By the time this appears in print, the Finance Bill 2001 will have been published.
There are two possibilities: if the election is called, we will get a very short Bill, perhaps as little as three lines.
On the other hand, we may get the full Bill setting out the measures announced in the Budget – and if, as expected, the present government is re-elected, these measures will certainly be included in a second Finance Bill later in the summer.
I think this is the more likely outcome: indeed, one conspiracy theory ran that Tony Blair would have to call the election on 3 May since otherwise Gordon Brown will be caught out without having drafted the full version of the Finance Bill!
Whenever it finally appears, this year’s Bill will do little or nothing to reduce the complexity of the tax system. Instead, we shall get another two or three hundred pages of detailed legislation.
Even proposals which are clearly aimed at simplification, such as the idea of basing small companies’ tax computations on the accounts, are likely to be hedged around by anti-avoidance rules and complex provisions for companies which move from one band of profits to another.

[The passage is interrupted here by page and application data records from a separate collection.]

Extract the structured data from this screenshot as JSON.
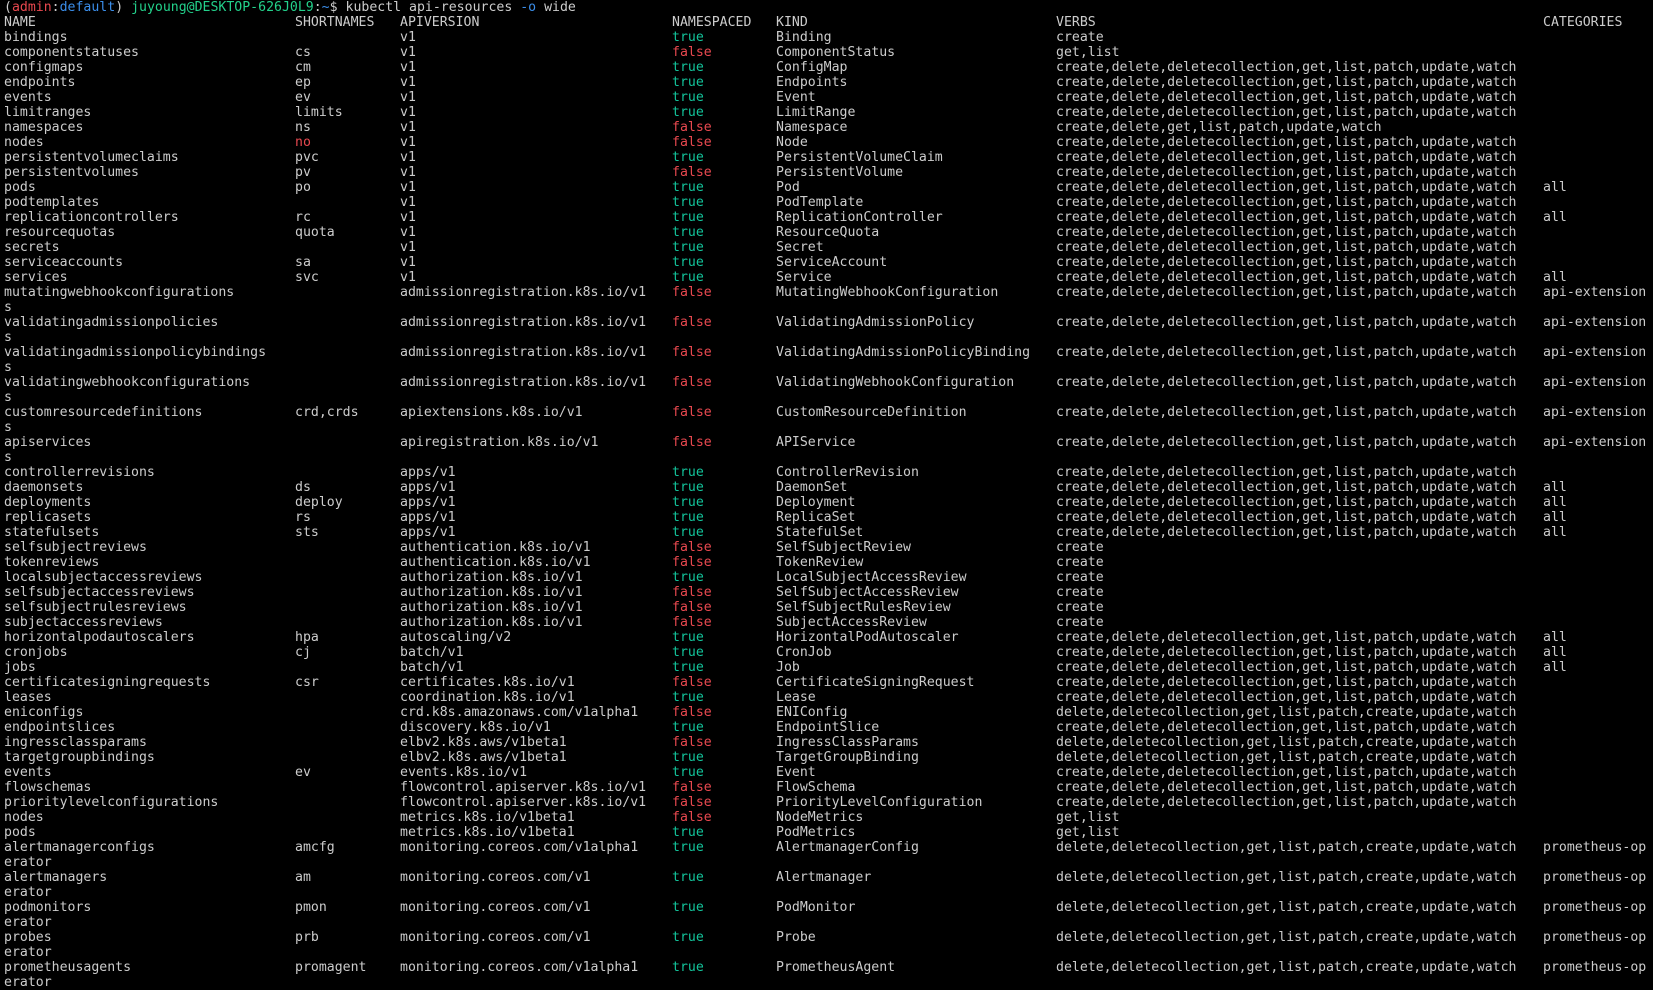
{
  "prompt": {
    "open": "(",
    "context": "admin",
    "sep": ":",
    "namespace": "default",
    "close": ")",
    "user_host": "juyoung@DESKTOP-626J0L9",
    "path_sep": ":",
    "path": "~",
    "dollar": "$",
    "command": "kubectl api-resources",
    "flag": "-o",
    "flag_value": "wide"
  },
  "columns": [
    "NAME",
    "SHORTNAMES",
    "APIVERSION",
    "NAMESPACED",
    "KIND",
    "VERBS",
    "CATEGORIES"
  ],
  "colors": {
    "true": "#13c39a",
    "false": "#e8484f",
    "background": "#000000",
    "text": "#cccccc"
  },
  "lines": [
    {
      "name": "bindings",
      "short": "",
      "api": "v1",
      "ns": "true",
      "kind": "Binding",
      "verbs": "create",
      "cat": ""
    },
    {
      "name": "componentstatuses",
      "short": "cs",
      "api": "v1",
      "ns": "false",
      "kind": "ComponentStatus",
      "verbs": "get,list",
      "cat": ""
    },
    {
      "name": "configmaps",
      "short": "cm",
      "api": "v1",
      "ns": "true",
      "kind": "ConfigMap",
      "verbs": "create,delete,deletecollection,get,list,patch,update,watch",
      "cat": ""
    },
    {
      "name": "endpoints",
      "short": "ep",
      "api": "v1",
      "ns": "true",
      "kind": "Endpoints",
      "verbs": "create,delete,deletecollection,get,list,patch,update,watch",
      "cat": ""
    },
    {
      "name": "events",
      "short": "ev",
      "api": "v1",
      "ns": "true",
      "kind": "Event",
      "verbs": "create,delete,deletecollection,get,list,patch,update,watch",
      "cat": ""
    },
    {
      "name": "limitranges",
      "short": "limits",
      "api": "v1",
      "ns": "true",
      "kind": "LimitRange",
      "verbs": "create,delete,deletecollection,get,list,patch,update,watch",
      "cat": ""
    },
    {
      "name": "namespaces",
      "short": "ns",
      "api": "v1",
      "ns": "false",
      "kind": "Namespace",
      "verbs": "create,delete,get,list,patch,update,watch",
      "cat": ""
    },
    {
      "name": "nodes",
      "short": "no",
      "short_red": true,
      "api": "v1",
      "ns": "false",
      "kind": "Node",
      "verbs": "create,delete,deletecollection,get,list,patch,update,watch",
      "cat": ""
    },
    {
      "name": "persistentvolumeclaims",
      "short": "pvc",
      "api": "v1",
      "ns": "true",
      "kind": "PersistentVolumeClaim",
      "verbs": "create,delete,deletecollection,get,list,patch,update,watch",
      "cat": ""
    },
    {
      "name": "persistentvolumes",
      "short": "pv",
      "api": "v1",
      "ns": "false",
      "kind": "PersistentVolume",
      "verbs": "create,delete,deletecollection,get,list,patch,update,watch",
      "cat": ""
    },
    {
      "name": "pods",
      "short": "po",
      "api": "v1",
      "ns": "true",
      "kind": "Pod",
      "verbs": "create,delete,deletecollection,get,list,patch,update,watch",
      "cat": "all"
    },
    {
      "name": "podtemplates",
      "short": "",
      "api": "v1",
      "ns": "true",
      "kind": "PodTemplate",
      "verbs": "create,delete,deletecollection,get,list,patch,update,watch",
      "cat": ""
    },
    {
      "name": "replicationcontrollers",
      "short": "rc",
      "api": "v1",
      "ns": "true",
      "kind": "ReplicationController",
      "verbs": "create,delete,deletecollection,get,list,patch,update,watch",
      "cat": "all"
    },
    {
      "name": "resourcequotas",
      "short": "quota",
      "api": "v1",
      "ns": "true",
      "kind": "ResourceQuota",
      "verbs": "create,delete,deletecollection,get,list,patch,update,watch",
      "cat": ""
    },
    {
      "name": "secrets",
      "short": "",
      "api": "v1",
      "ns": "true",
      "kind": "Secret",
      "verbs": "create,delete,deletecollection,get,list,patch,update,watch",
      "cat": ""
    },
    {
      "name": "serviceaccounts",
      "short": "sa",
      "api": "v1",
      "ns": "true",
      "kind": "ServiceAccount",
      "verbs": "create,delete,deletecollection,get,list,patch,update,watch",
      "cat": ""
    },
    {
      "name": "services",
      "short": "svc",
      "api": "v1",
      "ns": "true",
      "kind": "Service",
      "verbs": "create,delete,deletecollection,get,list,patch,update,watch",
      "cat": "all"
    },
    {
      "name": "mutatingwebhookconfigurations",
      "short": "",
      "api": "admissionregistration.k8s.io/v1",
      "ns": "false",
      "kind": "MutatingWebhookConfiguration",
      "verbs": "create,delete,deletecollection,get,list,patch,update,watch",
      "cat": "api-extension"
    },
    {
      "wrap": "s"
    },
    {
      "name": "validatingadmissionpolicies",
      "short": "",
      "api": "admissionregistration.k8s.io/v1",
      "ns": "false",
      "kind": "ValidatingAdmissionPolicy",
      "verbs": "create,delete,deletecollection,get,list,patch,update,watch",
      "cat": "api-extension"
    },
    {
      "wrap": "s"
    },
    {
      "name": "validatingadmissionpolicybindings",
      "short": "",
      "api": "admissionregistration.k8s.io/v1",
      "ns": "false",
      "kind": "ValidatingAdmissionPolicyBinding",
      "verbs": "create,delete,deletecollection,get,list,patch,update,watch",
      "cat": "api-extension"
    },
    {
      "wrap": "s"
    },
    {
      "name": "validatingwebhookconfigurations",
      "short": "",
      "api": "admissionregistration.k8s.io/v1",
      "ns": "false",
      "kind": "ValidatingWebhookConfiguration",
      "verbs": "create,delete,deletecollection,get,list,patch,update,watch",
      "cat": "api-extension"
    },
    {
      "wrap": "s"
    },
    {
      "name": "customresourcedefinitions",
      "short": "crd,crds",
      "api": "apiextensions.k8s.io/v1",
      "ns": "false",
      "kind": "CustomResourceDefinition",
      "verbs": "create,delete,deletecollection,get,list,patch,update,watch",
      "cat": "api-extension"
    },
    {
      "wrap": "s"
    },
    {
      "name": "apiservices",
      "short": "",
      "api": "apiregistration.k8s.io/v1",
      "ns": "false",
      "kind": "APIService",
      "verbs": "create,delete,deletecollection,get,list,patch,update,watch",
      "cat": "api-extension"
    },
    {
      "wrap": "s"
    },
    {
      "name": "controllerrevisions",
      "short": "",
      "api": "apps/v1",
      "ns": "true",
      "kind": "ControllerRevision",
      "verbs": "create,delete,deletecollection,get,list,patch,update,watch",
      "cat": ""
    },
    {
      "name": "daemonsets",
      "short": "ds",
      "api": "apps/v1",
      "ns": "true",
      "kind": "DaemonSet",
      "verbs": "create,delete,deletecollection,get,list,patch,update,watch",
      "cat": "all"
    },
    {
      "name": "deployments",
      "short": "deploy",
      "api": "apps/v1",
      "ns": "true",
      "kind": "Deployment",
      "verbs": "create,delete,deletecollection,get,list,patch,update,watch",
      "cat": "all"
    },
    {
      "name": "replicasets",
      "short": "rs",
      "api": "apps/v1",
      "ns": "true",
      "kind": "ReplicaSet",
      "verbs": "create,delete,deletecollection,get,list,patch,update,watch",
      "cat": "all"
    },
    {
      "name": "statefulsets",
      "short": "sts",
      "api": "apps/v1",
      "ns": "true",
      "kind": "StatefulSet",
      "verbs": "create,delete,deletecollection,get,list,patch,update,watch",
      "cat": "all"
    },
    {
      "name": "selfsubjectreviews",
      "short": "",
      "api": "authentication.k8s.io/v1",
      "ns": "false",
      "kind": "SelfSubjectReview",
      "verbs": "create",
      "cat": ""
    },
    {
      "name": "tokenreviews",
      "short": "",
      "api": "authentication.k8s.io/v1",
      "ns": "false",
      "kind": "TokenReview",
      "verbs": "create",
      "cat": ""
    },
    {
      "name": "localsubjectaccessreviews",
      "short": "",
      "api": "authorization.k8s.io/v1",
      "ns": "true",
      "kind": "LocalSubjectAccessReview",
      "verbs": "create",
      "cat": ""
    },
    {
      "name": "selfsubjectaccessreviews",
      "short": "",
      "api": "authorization.k8s.io/v1",
      "ns": "false",
      "kind": "SelfSubjectAccessReview",
      "verbs": "create",
      "cat": ""
    },
    {
      "name": "selfsubjectrulesreviews",
      "short": "",
      "api": "authorization.k8s.io/v1",
      "ns": "false",
      "kind": "SelfSubjectRulesReview",
      "verbs": "create",
      "cat": ""
    },
    {
      "name": "subjectaccessreviews",
      "short": "",
      "api": "authorization.k8s.io/v1",
      "ns": "false",
      "kind": "SubjectAccessReview",
      "verbs": "create",
      "cat": ""
    },
    {
      "name": "horizontalpodautoscalers",
      "short": "hpa",
      "api": "autoscaling/v2",
      "ns": "true",
      "kind": "HorizontalPodAutoscaler",
      "verbs": "create,delete,deletecollection,get,list,patch,update,watch",
      "cat": "all"
    },
    {
      "name": "cronjobs",
      "short": "cj",
      "api": "batch/v1",
      "ns": "true",
      "kind": "CronJob",
      "verbs": "create,delete,deletecollection,get,list,patch,update,watch",
      "cat": "all"
    },
    {
      "name": "jobs",
      "short": "",
      "api": "batch/v1",
      "ns": "true",
      "kind": "Job",
      "verbs": "create,delete,deletecollection,get,list,patch,update,watch",
      "cat": "all"
    },
    {
      "name": "certificatesigningrequests",
      "short": "csr",
      "api": "certificates.k8s.io/v1",
      "ns": "false",
      "kind": "CertificateSigningRequest",
      "verbs": "create,delete,deletecollection,get,list,patch,update,watch",
      "cat": ""
    },
    {
      "name": "leases",
      "short": "",
      "api": "coordination.k8s.io/v1",
      "ns": "true",
      "kind": "Lease",
      "verbs": "create,delete,deletecollection,get,list,patch,update,watch",
      "cat": ""
    },
    {
      "name": "eniconfigs",
      "short": "",
      "api": "crd.k8s.amazonaws.com/v1alpha1",
      "ns": "false",
      "kind": "ENIConfig",
      "verbs": "delete,deletecollection,get,list,patch,create,update,watch",
      "cat": ""
    },
    {
      "name": "endpointslices",
      "short": "",
      "api": "discovery.k8s.io/v1",
      "ns": "true",
      "kind": "EndpointSlice",
      "verbs": "create,delete,deletecollection,get,list,patch,update,watch",
      "cat": ""
    },
    {
      "name": "ingressclassparams",
      "short": "",
      "api": "elbv2.k8s.aws/v1beta1",
      "ns": "false",
      "kind": "IngressClassParams",
      "verbs": "delete,deletecollection,get,list,patch,create,update,watch",
      "cat": ""
    },
    {
      "name": "targetgroupbindings",
      "short": "",
      "api": "elbv2.k8s.aws/v1beta1",
      "ns": "true",
      "kind": "TargetGroupBinding",
      "verbs": "delete,deletecollection,get,list,patch,create,update,watch",
      "cat": ""
    },
    {
      "name": "events",
      "short": "ev",
      "api": "events.k8s.io/v1",
      "ns": "true",
      "kind": "Event",
      "verbs": "create,delete,deletecollection,get,list,patch,update,watch",
      "cat": ""
    },
    {
      "name": "flowschemas",
      "short": "",
      "api": "flowcontrol.apiserver.k8s.io/v1",
      "ns": "false",
      "kind": "FlowSchema",
      "verbs": "create,delete,deletecollection,get,list,patch,update,watch",
      "cat": ""
    },
    {
      "name": "prioritylevelconfigurations",
      "short": "",
      "api": "flowcontrol.apiserver.k8s.io/v1",
      "ns": "false",
      "kind": "PriorityLevelConfiguration",
      "verbs": "create,delete,deletecollection,get,list,patch,update,watch",
      "cat": ""
    },
    {
      "name": "nodes",
      "short": "",
      "api": "metrics.k8s.io/v1beta1",
      "ns": "false",
      "kind": "NodeMetrics",
      "verbs": "get,list",
      "cat": ""
    },
    {
      "name": "pods",
      "short": "",
      "api": "metrics.k8s.io/v1beta1",
      "ns": "true",
      "kind": "PodMetrics",
      "verbs": "get,list",
      "cat": ""
    },
    {
      "name": "alertmanagerconfigs",
      "short": "amcfg",
      "api": "monitoring.coreos.com/v1alpha1",
      "ns": "true",
      "kind": "AlertmanagerConfig",
      "verbs": "delete,deletecollection,get,list,patch,create,update,watch",
      "cat": "prometheus-op"
    },
    {
      "wrap": "erator"
    },
    {
      "name": "alertmanagers",
      "short": "am",
      "api": "monitoring.coreos.com/v1",
      "ns": "true",
      "kind": "Alertmanager",
      "verbs": "delete,deletecollection,get,list,patch,create,update,watch",
      "cat": "prometheus-op"
    },
    {
      "wrap": "erator"
    },
    {
      "name": "podmonitors",
      "short": "pmon",
      "api": "monitoring.coreos.com/v1",
      "ns": "true",
      "kind": "PodMonitor",
      "verbs": "delete,deletecollection,get,list,patch,create,update,watch",
      "cat": "prometheus-op"
    },
    {
      "wrap": "erator"
    },
    {
      "name": "probes",
      "short": "prb",
      "api": "monitoring.coreos.com/v1",
      "ns": "true",
      "kind": "Probe",
      "verbs": "delete,deletecollection,get,list,patch,create,update,watch",
      "cat": "prometheus-op"
    },
    {
      "wrap": "erator"
    },
    {
      "name": "prometheusagents",
      "short": "promagent",
      "api": "monitoring.coreos.com/v1alpha1",
      "ns": "true",
      "kind": "PrometheusAgent",
      "verbs": "delete,deletecollection,get,list,patch,create,update,watch",
      "cat": "prometheus-op"
    },
    {
      "wrap": "erator"
    }
  ]
}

The aphorism which I would really like to see politicians (and the Treasury, and the Inland Revenue, and Customs & Excise) grasp is that perfect fairness leads to infinite complexity – which is itself unfair.
Surely it should be possible to improve the system so that the vast majority of taxpayers understand how much they are being asked to pay – who knows, they might then even be more willing to pay it.
I do believe that there are some grounds for optimism.
The groundswell of opinion, from businesses, tax advisers and the public, is that the system is creaking at the seams and we cannot go on like this.
A few days ago, the CIoT president Richard Mannion issued a challenge to the Inland Revenue to put tax simplification high on their agenda: I am delighted to report that Ann Chant, deputy chairman of the board, accepted the challenge.
I believe the time is right for change: now let’s work together to make it happen.
– Heather Self is a tax partner with Ernst & Young and vice-president of the Chartered Institute of Taxation.